Like all smart gardeners, I created a list of what to grow. I drew a stunning landscape on paper, complete with beautiful rows and illustrations. I was on cloud nine. Except when I was done, I forgot to do a reality check. The garden school of hard knocks was headed my way, as every gardener finds out.
My parents took me to a local feed store filled with plants and animals for sale. The first thing that caught my eye was the fluorescent pink corn seeds, coated with who knows what. I needed those for sure I thought, as I scooped up handfuls into a bag. My excitement knew no bounds as I picked out the seeds (beans, pumpkins, watermelon and squash) and plants (tomato, pepper and eggplant).
Looking back, I suppose I could describe myself as a very independent, somewhat stubborn kid. No help needed, thank you very much. I didn’t want to split my profits. Our family had about a sixth of an acre behind the house, with beautiful, fluffy soil. I dug 15 rows for the corn, each 20 feet long. I fashioned moats for my other veggies. I planted everything and watered it, and was probably outside for over 6 hours. I was very proud of my accomplishment, and could already see dollar signs growing on corn stalks.
Every morning for the first few weeks I was up early to check on my plants and look for sprouts. I watered, weeded and tended my garden and was dedicated, motivated and excited. I soon realized it took a really long time to water 15 rows of corn planted 20 feet long, but found ways to amuse myself while watering. One of my favorites was walking between the rows and squishing my toes in the mud. Or making mud pies. Or mud sculptures.
But summer is, after all, a time for fun, and after a while I got busy with activities like camping, swimming and playing volleyball. At one point I realized I hadn’t watered in almost 2 weeks. I rushed out to take a look. The zucchini and melons were wilted, some weeds were beginning to out compete the corn, and there was a squash bug problem. I pulled most of the weeds, watered the plants and squashed all the bugs I could find. All seemed well in my garden world.

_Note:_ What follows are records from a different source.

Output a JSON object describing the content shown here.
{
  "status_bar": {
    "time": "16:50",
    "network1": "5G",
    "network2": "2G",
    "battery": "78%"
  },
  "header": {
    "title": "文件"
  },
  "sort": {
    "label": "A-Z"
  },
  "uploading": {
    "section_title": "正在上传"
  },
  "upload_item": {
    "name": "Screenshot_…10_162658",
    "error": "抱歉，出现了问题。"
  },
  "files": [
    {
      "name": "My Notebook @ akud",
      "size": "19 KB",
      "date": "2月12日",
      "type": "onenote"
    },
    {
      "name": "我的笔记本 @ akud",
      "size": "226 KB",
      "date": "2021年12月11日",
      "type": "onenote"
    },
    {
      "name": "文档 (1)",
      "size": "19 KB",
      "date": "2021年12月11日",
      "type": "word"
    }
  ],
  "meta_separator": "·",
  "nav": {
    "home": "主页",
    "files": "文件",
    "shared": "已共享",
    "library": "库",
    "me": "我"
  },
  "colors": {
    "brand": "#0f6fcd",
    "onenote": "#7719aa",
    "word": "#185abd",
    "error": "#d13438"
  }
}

However, this was not the first incidence of garden neglect. Because of my random intervals of garden care, the results of my labor were not as hoped. The corn was stunted, (about 3/4 of normal size), and the cobs were puny and often missing kernels. They reminded me of someone who had lost a few teeth. Darn it! I couldn’t sell those. The peppers suffered from sun burn, which was unsightly. The plants hadn’t developed enough leaves to shade/protect the peppers, (b/c I didn’t water them frequently enough). The eggplants also had sunburn, and the tomatoes dropped fruit or had ugly watery spots on the bottom, a disease I later learned was called “blossom-end-rot.” This problem happens when tomato plants are unable to absorb calcium in the soil, because of sporadic watering. My squash plants were invaded by a hideous squash bug army which also stunted the plants (they suck plant juices). The pumpkins, I realized too late, would not be ready in time for Halloween. I counted 100 days back from October 31st, instead of October 1st, which is a much better date to sell pumpkins.
It was a wash!! My disappointment turned into teenage angst and despair. At this rate I would never own my very own Mustang. I gave away most of the food to people who weren’t choosy. The pumpkins decorated our house and my grandma’s house for Thanksgiving. The corn was actually quite delicious, but to this day is one of my uncle’s favorite stories. He made fun of my corn until I was red in the face. Needless to say I was rather sensitive about my garden of failure, which he made witty joke after joke about to the amusement of the rest of my family.
Ahh, to be a kid again! Despite my disappointment I learned something that tragic summer. Excitement is wonderful, never squelch that, let it flow. But be realistic and take a good hard look at your list. Start small and plant easy-care veggies like bush beans, peppers and squash. Water on a schedule, you can tell how often by observing your plants. Water deeply and infrequently, avoid using sprinklers. Be careful with fertilizers, because if you use too much, you’ll end up with a lovely green plant but no “fruit.” And squash all squash bugs as soon as they appear.
If you have a favorite garden story, please share it with me! I’d love to post it as a blog. Send me an email at email@example.com I hope to soon blog in more detail about planting vegetables from seeds and transplants.